**TASK REQUIREMENTS**
Pick out each line below containing "screenshot".

----- SUPPLIED INFORMATION

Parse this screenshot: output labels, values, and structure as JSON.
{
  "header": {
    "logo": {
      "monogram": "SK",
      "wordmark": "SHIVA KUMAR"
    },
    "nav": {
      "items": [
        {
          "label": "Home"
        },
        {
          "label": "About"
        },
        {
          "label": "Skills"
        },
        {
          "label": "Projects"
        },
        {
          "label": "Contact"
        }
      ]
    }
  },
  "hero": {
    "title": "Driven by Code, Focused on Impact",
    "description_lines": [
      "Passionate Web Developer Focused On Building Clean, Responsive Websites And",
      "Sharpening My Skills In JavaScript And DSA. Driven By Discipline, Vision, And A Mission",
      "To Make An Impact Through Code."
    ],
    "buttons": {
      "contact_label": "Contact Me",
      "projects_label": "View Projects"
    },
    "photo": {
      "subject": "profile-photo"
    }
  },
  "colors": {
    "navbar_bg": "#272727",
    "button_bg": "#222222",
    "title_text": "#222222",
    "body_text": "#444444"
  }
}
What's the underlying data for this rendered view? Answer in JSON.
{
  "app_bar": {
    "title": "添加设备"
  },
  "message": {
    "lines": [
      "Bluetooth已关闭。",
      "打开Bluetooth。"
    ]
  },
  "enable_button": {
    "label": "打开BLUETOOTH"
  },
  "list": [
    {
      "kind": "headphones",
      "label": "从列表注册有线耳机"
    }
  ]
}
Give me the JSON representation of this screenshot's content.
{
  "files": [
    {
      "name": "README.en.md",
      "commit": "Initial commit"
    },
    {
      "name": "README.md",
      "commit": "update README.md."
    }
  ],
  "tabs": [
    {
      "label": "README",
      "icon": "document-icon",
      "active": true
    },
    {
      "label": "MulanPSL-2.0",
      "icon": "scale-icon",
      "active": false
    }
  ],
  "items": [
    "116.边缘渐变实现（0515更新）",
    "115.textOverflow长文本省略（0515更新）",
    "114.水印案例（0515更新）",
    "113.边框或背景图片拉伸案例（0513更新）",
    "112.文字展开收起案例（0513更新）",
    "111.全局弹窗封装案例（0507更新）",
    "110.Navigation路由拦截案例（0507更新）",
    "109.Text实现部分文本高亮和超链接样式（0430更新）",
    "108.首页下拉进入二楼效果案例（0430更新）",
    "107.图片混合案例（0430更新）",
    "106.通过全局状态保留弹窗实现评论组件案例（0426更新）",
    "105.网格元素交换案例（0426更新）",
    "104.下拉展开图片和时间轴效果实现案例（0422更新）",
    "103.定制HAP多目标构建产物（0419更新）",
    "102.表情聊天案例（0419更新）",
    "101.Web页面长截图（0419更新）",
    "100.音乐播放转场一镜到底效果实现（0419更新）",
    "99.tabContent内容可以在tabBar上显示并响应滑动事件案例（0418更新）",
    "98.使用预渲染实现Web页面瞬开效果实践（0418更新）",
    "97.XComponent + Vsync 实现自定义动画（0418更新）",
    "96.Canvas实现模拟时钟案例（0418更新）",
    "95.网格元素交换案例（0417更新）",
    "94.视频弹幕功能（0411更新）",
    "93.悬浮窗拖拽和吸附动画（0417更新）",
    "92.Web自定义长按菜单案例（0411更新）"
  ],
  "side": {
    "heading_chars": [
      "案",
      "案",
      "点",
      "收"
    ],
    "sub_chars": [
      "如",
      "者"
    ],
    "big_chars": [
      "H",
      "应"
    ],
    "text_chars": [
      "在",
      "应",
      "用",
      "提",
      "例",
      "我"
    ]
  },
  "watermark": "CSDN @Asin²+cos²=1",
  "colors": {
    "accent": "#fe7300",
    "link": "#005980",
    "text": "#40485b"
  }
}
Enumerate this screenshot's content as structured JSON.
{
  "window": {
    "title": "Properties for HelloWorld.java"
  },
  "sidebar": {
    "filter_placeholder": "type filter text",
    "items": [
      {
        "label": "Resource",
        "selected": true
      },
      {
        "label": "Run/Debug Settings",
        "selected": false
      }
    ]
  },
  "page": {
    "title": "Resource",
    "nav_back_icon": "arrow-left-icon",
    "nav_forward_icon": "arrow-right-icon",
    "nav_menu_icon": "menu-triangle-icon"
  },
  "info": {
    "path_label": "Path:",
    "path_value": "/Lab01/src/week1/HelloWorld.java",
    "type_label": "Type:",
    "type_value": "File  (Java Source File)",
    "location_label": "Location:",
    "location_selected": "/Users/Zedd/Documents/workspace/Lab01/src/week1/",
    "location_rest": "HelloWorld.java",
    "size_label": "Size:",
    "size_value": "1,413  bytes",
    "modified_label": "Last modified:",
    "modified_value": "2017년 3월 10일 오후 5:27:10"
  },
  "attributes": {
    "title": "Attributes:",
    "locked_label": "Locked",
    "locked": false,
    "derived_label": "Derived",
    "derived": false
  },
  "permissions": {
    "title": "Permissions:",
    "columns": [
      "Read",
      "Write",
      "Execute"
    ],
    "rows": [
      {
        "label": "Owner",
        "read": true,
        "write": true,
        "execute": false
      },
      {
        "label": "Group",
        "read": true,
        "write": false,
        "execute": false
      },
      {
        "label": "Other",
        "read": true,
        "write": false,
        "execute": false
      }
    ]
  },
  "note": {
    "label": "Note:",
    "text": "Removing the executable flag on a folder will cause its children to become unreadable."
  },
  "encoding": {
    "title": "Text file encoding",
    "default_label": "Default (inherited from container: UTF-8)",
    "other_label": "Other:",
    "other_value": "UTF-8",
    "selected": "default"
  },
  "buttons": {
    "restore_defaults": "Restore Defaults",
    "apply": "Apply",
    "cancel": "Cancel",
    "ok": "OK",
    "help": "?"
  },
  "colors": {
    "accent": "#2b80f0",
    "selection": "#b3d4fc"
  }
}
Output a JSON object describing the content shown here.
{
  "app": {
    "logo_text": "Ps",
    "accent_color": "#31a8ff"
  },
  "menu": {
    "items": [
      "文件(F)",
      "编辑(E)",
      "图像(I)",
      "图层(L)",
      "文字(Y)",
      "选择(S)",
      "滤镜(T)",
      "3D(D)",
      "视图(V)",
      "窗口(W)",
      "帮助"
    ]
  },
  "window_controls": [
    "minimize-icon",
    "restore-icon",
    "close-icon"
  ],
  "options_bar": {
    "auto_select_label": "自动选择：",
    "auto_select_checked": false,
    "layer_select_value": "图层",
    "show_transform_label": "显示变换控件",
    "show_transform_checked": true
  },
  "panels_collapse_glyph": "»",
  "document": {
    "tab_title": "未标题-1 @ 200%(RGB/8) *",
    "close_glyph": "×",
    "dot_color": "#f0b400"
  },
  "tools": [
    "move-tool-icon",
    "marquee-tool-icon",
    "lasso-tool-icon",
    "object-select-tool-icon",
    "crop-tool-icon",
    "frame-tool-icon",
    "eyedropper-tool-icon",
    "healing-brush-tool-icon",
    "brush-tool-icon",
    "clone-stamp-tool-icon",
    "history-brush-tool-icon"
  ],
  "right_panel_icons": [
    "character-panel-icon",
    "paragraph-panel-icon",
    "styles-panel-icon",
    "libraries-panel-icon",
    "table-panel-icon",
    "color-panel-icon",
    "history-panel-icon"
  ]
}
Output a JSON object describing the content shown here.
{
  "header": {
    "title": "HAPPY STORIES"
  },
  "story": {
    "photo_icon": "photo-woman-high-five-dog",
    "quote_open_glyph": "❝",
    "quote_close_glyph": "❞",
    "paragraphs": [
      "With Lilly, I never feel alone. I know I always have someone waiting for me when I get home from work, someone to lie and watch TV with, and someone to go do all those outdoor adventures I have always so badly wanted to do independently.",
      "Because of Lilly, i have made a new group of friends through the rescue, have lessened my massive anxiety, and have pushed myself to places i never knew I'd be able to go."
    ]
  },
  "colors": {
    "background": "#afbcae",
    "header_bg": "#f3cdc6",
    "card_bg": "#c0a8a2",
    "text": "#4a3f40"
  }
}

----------

**SOLUTION TO THIS PROBLEM**
Parse this screenshot: output labels, values, and structure as JSON.
Give me the JSON representation of this screenshot's content.
Enumerate this screenshot's content as structured JSON.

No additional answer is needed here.